Your answer must be one number: the count of lines below that include "JSON".

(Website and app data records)
%%
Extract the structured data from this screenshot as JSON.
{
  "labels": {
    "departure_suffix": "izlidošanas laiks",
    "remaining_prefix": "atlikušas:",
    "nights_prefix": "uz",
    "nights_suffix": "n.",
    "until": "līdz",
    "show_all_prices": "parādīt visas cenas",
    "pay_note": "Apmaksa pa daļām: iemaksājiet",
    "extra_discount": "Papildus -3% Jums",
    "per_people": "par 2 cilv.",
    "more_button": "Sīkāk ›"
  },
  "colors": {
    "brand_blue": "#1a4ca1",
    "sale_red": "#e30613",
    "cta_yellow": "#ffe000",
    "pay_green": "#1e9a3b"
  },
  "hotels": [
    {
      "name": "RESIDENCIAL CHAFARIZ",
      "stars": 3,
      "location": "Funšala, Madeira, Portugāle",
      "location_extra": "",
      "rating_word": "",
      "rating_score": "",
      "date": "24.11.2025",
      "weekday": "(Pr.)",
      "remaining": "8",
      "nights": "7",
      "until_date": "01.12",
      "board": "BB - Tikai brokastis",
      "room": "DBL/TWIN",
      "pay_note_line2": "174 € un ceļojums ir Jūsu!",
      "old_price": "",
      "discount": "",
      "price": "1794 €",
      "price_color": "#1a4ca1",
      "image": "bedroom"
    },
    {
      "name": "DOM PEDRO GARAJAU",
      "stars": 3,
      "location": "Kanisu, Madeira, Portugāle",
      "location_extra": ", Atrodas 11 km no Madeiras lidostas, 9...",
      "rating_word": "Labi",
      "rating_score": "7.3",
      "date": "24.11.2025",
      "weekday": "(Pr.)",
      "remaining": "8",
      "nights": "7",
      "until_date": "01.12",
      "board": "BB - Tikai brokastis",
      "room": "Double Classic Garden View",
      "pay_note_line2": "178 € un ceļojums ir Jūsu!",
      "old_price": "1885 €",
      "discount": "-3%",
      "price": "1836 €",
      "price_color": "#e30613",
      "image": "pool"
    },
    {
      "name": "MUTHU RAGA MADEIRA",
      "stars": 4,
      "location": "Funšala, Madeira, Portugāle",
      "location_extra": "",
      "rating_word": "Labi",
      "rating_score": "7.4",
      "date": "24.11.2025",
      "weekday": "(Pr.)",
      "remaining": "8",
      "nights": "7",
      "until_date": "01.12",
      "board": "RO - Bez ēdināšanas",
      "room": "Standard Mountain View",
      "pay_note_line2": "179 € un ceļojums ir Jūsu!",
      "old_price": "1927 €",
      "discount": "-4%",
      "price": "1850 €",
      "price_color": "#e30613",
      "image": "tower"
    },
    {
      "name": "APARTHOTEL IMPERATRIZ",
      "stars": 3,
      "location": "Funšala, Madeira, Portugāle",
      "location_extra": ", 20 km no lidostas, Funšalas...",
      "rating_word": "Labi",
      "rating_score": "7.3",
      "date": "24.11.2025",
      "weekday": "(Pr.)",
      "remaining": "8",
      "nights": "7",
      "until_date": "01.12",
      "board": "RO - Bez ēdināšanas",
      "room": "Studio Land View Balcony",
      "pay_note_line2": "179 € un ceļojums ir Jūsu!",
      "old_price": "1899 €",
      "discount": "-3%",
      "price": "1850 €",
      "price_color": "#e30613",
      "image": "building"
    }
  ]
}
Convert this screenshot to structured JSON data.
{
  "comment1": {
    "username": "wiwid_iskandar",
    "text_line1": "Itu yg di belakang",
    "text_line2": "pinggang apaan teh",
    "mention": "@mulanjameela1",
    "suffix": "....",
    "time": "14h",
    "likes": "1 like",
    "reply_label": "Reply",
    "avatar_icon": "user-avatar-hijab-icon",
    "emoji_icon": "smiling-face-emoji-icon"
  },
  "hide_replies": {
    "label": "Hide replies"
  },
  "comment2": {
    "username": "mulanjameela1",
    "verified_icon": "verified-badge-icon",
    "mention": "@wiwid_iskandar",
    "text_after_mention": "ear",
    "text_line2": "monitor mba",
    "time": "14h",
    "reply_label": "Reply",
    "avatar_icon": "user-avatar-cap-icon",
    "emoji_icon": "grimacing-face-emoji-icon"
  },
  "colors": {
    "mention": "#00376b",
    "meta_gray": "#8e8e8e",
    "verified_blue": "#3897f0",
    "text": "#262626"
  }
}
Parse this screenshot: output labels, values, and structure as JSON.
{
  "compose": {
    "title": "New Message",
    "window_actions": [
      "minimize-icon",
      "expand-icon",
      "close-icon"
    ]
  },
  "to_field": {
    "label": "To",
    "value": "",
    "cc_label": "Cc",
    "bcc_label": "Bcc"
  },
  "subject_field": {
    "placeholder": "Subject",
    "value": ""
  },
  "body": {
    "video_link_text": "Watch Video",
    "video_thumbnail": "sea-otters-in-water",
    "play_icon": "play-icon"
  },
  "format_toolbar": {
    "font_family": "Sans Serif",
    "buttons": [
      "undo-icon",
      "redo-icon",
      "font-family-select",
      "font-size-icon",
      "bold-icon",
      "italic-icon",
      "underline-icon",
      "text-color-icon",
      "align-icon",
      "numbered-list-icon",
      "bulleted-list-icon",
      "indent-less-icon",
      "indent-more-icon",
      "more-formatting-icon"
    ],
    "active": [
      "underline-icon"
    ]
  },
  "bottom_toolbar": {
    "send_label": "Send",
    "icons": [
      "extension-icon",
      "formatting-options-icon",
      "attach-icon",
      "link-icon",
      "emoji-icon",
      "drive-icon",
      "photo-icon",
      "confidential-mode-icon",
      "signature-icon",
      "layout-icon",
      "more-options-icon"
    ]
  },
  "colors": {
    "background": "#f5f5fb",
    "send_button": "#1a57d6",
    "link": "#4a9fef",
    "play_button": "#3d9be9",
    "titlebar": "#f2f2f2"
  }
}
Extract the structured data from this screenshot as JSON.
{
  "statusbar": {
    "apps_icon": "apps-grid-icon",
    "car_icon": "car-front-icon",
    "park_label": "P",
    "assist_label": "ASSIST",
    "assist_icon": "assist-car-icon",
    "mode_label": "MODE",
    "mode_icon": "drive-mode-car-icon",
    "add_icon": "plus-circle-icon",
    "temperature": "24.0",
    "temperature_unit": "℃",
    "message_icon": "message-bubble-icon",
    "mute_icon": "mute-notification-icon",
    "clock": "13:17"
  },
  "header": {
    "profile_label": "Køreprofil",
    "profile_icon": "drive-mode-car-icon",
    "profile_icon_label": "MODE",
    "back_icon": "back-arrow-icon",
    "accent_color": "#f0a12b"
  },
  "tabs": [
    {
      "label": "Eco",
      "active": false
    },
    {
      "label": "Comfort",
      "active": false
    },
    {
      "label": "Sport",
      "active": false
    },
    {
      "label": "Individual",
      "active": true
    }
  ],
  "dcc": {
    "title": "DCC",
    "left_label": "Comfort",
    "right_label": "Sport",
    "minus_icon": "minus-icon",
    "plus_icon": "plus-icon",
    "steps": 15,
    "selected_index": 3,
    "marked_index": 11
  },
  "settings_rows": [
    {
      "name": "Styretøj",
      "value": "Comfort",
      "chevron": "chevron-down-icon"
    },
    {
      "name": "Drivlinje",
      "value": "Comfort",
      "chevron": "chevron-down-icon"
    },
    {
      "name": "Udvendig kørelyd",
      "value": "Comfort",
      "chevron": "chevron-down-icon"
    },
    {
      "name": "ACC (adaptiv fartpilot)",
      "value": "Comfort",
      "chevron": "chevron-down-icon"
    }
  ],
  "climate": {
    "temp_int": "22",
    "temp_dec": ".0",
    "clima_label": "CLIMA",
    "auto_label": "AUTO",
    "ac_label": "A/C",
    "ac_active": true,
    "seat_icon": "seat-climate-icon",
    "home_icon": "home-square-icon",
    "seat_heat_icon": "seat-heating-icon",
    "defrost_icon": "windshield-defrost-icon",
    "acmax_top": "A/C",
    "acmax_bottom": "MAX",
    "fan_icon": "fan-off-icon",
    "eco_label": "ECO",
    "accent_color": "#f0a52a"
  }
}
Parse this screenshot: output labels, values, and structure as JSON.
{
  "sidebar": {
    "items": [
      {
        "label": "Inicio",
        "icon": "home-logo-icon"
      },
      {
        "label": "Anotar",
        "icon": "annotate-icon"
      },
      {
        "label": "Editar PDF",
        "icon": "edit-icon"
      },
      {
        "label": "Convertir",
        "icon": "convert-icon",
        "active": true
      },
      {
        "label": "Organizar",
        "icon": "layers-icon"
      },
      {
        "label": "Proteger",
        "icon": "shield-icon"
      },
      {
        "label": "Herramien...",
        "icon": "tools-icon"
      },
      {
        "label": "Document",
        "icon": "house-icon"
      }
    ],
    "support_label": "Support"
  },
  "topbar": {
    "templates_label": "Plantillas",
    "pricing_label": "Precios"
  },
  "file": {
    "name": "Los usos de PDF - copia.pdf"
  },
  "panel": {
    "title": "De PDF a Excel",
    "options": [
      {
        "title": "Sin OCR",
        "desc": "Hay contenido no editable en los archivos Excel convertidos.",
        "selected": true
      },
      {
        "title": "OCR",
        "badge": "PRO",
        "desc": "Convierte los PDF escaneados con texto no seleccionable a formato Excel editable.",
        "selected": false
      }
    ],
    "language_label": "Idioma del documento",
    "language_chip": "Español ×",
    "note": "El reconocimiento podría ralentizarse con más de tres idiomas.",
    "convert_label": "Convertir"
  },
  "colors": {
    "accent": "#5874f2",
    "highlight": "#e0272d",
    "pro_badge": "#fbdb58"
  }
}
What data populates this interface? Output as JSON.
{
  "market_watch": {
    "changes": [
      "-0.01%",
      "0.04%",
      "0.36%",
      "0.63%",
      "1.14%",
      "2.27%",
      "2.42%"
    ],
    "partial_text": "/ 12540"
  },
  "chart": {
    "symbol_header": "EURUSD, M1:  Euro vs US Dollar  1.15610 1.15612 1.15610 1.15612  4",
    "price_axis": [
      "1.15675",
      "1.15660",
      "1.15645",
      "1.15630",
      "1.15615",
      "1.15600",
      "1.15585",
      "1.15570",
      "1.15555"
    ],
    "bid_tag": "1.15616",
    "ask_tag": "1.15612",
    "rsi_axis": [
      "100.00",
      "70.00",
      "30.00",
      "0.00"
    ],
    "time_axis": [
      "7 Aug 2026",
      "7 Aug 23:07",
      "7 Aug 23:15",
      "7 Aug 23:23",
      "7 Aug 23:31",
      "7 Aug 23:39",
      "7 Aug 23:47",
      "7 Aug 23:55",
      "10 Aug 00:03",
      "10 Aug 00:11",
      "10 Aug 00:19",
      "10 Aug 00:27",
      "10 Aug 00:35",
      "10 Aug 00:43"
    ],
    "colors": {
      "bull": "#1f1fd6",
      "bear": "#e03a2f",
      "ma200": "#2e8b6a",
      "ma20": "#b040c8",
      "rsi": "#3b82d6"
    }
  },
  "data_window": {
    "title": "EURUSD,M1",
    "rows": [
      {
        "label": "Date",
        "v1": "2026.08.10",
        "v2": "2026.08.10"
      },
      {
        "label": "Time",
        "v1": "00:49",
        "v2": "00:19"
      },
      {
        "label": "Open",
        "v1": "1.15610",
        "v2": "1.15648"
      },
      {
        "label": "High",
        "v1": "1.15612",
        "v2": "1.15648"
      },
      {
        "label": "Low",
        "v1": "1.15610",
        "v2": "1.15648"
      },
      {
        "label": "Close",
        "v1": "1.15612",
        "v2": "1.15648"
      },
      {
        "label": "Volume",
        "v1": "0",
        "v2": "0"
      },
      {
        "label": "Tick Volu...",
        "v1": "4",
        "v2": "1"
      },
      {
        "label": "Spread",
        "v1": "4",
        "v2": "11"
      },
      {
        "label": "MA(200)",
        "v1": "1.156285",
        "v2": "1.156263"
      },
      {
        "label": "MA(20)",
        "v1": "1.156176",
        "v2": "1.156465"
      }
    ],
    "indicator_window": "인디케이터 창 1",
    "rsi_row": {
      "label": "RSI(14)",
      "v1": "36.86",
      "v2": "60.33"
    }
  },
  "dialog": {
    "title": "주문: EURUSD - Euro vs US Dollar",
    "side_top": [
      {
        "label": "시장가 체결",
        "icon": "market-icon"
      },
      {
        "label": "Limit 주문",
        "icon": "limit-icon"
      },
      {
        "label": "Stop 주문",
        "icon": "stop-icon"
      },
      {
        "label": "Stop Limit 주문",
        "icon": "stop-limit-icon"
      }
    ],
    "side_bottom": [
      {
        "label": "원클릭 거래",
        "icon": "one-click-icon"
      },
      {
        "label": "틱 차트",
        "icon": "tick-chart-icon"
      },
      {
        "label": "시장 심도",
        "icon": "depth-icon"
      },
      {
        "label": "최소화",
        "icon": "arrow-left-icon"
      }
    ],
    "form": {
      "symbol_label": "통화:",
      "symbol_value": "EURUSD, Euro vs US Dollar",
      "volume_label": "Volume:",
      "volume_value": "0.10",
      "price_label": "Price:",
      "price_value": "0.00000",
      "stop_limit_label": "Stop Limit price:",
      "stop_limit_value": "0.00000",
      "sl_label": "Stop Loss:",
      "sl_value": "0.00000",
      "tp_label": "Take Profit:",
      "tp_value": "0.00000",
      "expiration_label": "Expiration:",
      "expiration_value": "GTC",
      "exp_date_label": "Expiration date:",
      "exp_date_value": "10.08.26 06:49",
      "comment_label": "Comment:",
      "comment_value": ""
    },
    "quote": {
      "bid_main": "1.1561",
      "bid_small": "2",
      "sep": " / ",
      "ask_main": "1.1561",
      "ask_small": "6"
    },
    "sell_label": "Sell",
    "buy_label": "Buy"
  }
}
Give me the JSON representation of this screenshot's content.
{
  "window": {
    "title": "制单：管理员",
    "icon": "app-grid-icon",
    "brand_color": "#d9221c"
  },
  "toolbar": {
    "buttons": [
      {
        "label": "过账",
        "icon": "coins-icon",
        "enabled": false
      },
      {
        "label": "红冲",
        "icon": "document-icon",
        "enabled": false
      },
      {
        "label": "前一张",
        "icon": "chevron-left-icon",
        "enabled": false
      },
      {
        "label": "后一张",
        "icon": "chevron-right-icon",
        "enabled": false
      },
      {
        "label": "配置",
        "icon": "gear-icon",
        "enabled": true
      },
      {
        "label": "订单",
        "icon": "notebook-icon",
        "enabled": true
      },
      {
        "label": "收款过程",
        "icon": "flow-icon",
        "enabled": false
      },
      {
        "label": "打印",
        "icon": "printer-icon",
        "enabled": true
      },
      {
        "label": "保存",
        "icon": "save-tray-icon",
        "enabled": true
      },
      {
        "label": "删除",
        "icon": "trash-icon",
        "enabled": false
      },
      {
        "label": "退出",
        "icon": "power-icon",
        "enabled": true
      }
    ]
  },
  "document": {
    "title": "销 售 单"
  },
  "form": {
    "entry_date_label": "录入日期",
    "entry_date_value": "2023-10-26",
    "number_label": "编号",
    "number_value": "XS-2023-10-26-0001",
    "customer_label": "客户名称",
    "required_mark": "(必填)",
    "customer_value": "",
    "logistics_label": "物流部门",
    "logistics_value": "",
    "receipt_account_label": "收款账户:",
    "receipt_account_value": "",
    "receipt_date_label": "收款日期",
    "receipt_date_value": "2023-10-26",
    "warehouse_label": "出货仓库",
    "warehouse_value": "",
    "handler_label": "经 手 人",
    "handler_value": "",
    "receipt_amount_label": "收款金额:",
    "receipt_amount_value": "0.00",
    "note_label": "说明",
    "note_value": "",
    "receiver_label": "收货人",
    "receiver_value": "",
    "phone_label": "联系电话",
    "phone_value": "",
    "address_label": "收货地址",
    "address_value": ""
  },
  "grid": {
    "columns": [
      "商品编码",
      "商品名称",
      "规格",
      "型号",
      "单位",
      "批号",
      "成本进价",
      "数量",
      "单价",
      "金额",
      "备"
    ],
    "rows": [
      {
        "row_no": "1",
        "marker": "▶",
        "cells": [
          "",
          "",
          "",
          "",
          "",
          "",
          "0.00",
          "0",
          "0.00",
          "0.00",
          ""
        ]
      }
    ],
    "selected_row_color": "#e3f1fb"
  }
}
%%
=== Task result ===
7